**TASK STATEMENT:** Once the pictures have been removed, repeat the remainder of the records exactly.

=== INPUT DATA ===

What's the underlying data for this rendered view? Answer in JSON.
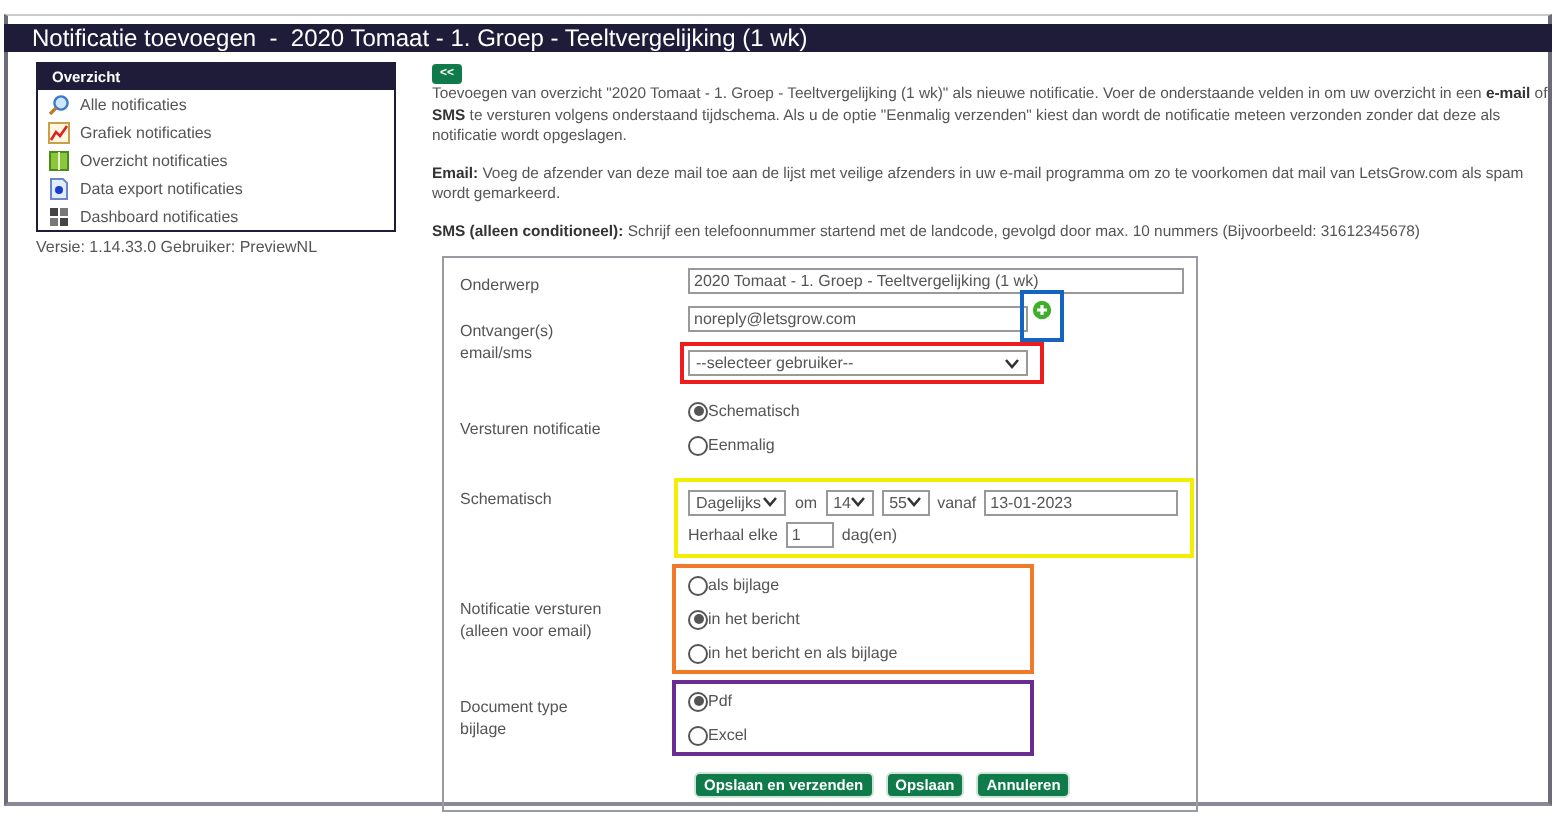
{
  "title": "Notificatie toevoegen  -  2020 Tomaat - 1. Groep - Teeltvergelijking (1 wk)",
  "sidebar": {
    "header": "Overzicht",
    "items": [
      {
        "label": "Alle notificaties"
      },
      {
        "label": "Grafiek notificaties"
      },
      {
        "label": "Overzicht notificaties"
      },
      {
        "label": "Data export notificaties"
      },
      {
        "label": "Dashboard notificaties"
      }
    ],
    "version": "Versie: 1.14.33.0 Gebruiker: PreviewNL"
  },
  "back_button": "<<",
  "intro": [
    "Toevoegen van overzicht \"2020 Tomaat - 1. Groep - Teeltvergelijking (1 wk)\" als nieuwe notificatie. Voer de onderstaande velden in om uw overzicht in een **e-mail** of **SMS** te versturen volgens onderstaand tijdschema. Als u de optie \"Eenmalig verzenden\" kiest dan wordt de notificatie meteen verzonden zonder dat deze als notificatie wordt opgeslagen.",
    "**Email:** Voeg de afzender van deze mail toe aan de lijst met veilige afzenders in uw e-mail programma om zo te voorkomen dat mail van LetsGrow.com als spam wordt gemarkeerd.",
    "**SMS (alleen conditioneel):** Schrijf een telefoonnummer startend met de landcode, gevolgd door max. 10 nummers (Bijvoorbeeld: 31612345678)"
  ],
  "form": {
    "rows": [
      {
        "kind": "text",
        "label": "Onderwerp",
        "value": "2020 Tomaat - 1. Groep - Teeltvergelijking (1 wk)"
      },
      {
        "kind": "recipients",
        "label": "Ontvanger(s)\nemail/sms",
        "value": "noreply@letsgrow.com",
        "add_button": {
          "color": "#1565c0"
        },
        "select": {
          "text": "--selecteer gebruiker--",
          "color": "#ee1c1c"
        }
      },
      {
        "kind": "radio",
        "label": "Versturen notificatie",
        "options": [
          {
            "label": "Schematisch",
            "selected": true
          },
          {
            "label": "Eenmalig",
            "selected": false
          }
        ]
      },
      {
        "kind": "schedule",
        "label": "Schematisch",
        "color": "#f2f000",
        "frequency": "Dagelijks",
        "at": "om",
        "hour": "14",
        "minute": "55",
        "from": "vanaf",
        "date": "13-01-2023",
        "repeat_label": "Herhaal elke",
        "repeat": "1",
        "unit": "dag(en)"
      },
      {
        "kind": "radio",
        "label": "Notificatie versturen\n(alleen voor email)",
        "color": "#f07a2a",
        "options": [
          {
            "label": "als bijlage",
            "selected": false
          },
          {
            "label": "in het bericht",
            "selected": true
          },
          {
            "label": "in het bericht en als bijlage",
            "selected": false
          }
        ]
      },
      {
        "kind": "radio",
        "label": "Document type\nbijlage",
        "color": "#6a2c91",
        "options": [
          {
            "label": "Pdf",
            "selected": true
          },
          {
            "label": "Excel",
            "selected": false
          }
        ]
      }
    ],
    "buttons": [
      "Opslaan en verzenden",
      "Opslaan",
      "Annuleren"
    ]
  }
}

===

**ANSWER TO THIS TASK:**
What's the underlying data for this rendered view? Answer in JSON.
{
  "title": "Notificatie toevoegen  -  2020 Tomaat - 1. Groep - Teeltvergelijking (1 wk)",
  "sidebar": {
    "header": "Overzicht",
    "items": [
      {
        "label": "Alle notificaties"
      },
      {
        "label": "Grafiek notificaties"
      },
      {
        "label": "Overzicht notificaties"
      },
      {
        "label": "Data export notificaties"
      },
      {
        "label": "Dashboard notificaties"
      }
    ],
    "version": "Versie: 1.14.33.0 Gebruiker: PreviewNL"
  },
  "back_button": "<<",
  "intro": [
    "Toevoegen van overzicht \"2020 Tomaat - 1. Groep - Teeltvergelijking (1 wk)\" als nieuwe notificatie. Voer de onderstaande velden in om uw overzicht in een **e-mail** of **SMS** te versturen volgens onderstaand tijdschema. Als u de optie \"Eenmalig verzenden\" kiest dan wordt de notificatie meteen verzonden zonder dat deze als notificatie wordt opgeslagen.",
    "**Email:** Voeg de afzender van deze mail toe aan de lijst met veilige afzenders in uw e-mail programma om zo te voorkomen dat mail van LetsGrow.com als spam wordt gemarkeerd.",
    "**SMS (alleen conditioneel):** Schrijf een telefoonnummer startend met de landcode, gevolgd door max. 10 nummers (Bijvoorbeeld: 31612345678)"
  ],
  "form": {
    "rows": [
      {
        "kind": "text",
        "label": "Onderwerp",
        "value": "2020 Tomaat - 1. Groep - Teeltvergelijking (1 wk)"
      },
      {
        "kind": "recipients",
        "label": "Ontvanger(s)\nemail/sms",
        "value": "noreply@letsgrow.com",
        "add_button": {
          "color": "#1565c0"
        },
        "select": {
          "text": "--selecteer gebruiker--",
          "color": "#ee1c1c"
        }
      },
      {
        "kind": "radio",
        "label": "Versturen notificatie",
        "options": [
          {
            "label": "Schematisch",
            "selected": true
          },
          {
            "label": "Eenmalig",
            "selected": false
          }
        ]
      },
      {
        "kind": "schedule",
        "label": "Schematisch",
        "color": "#f2f000",
        "frequency": "Dagelijks",
        "at": "om",
        "hour": "14",
        "minute": "55",
        "from": "vanaf",
        "date": "13-01-2023",
        "repeat_label": "Herhaal elke",
        "repeat": "1",
        "unit": "dag(en)"
      },
      {
        "kind": "radio",
        "label": "Notificatie versturen\n(alleen voor email)",
        "color": "#f07a2a",
        "options": [
          {
            "label": "als bijlage",
            "selected": false
          },
          {
            "label": "in het bericht",
            "selected": true
          },
          {
            "label": "in het bericht en als bijlage",
            "selected": false
          }
        ]
      },
      {
        "kind": "radio",
        "label": "Document type\nbijlage",
        "color": "#6a2c91",
        "options": [
          {
            "label": "Pdf",
            "selected": true
          },
          {
            "label": "Excel",
            "selected": false
          }
        ]
      }
    ],
    "buttons": [
      "Opslaan en verzenden",
      "Opslaan",
      "Annuleren"
    ]
  }
}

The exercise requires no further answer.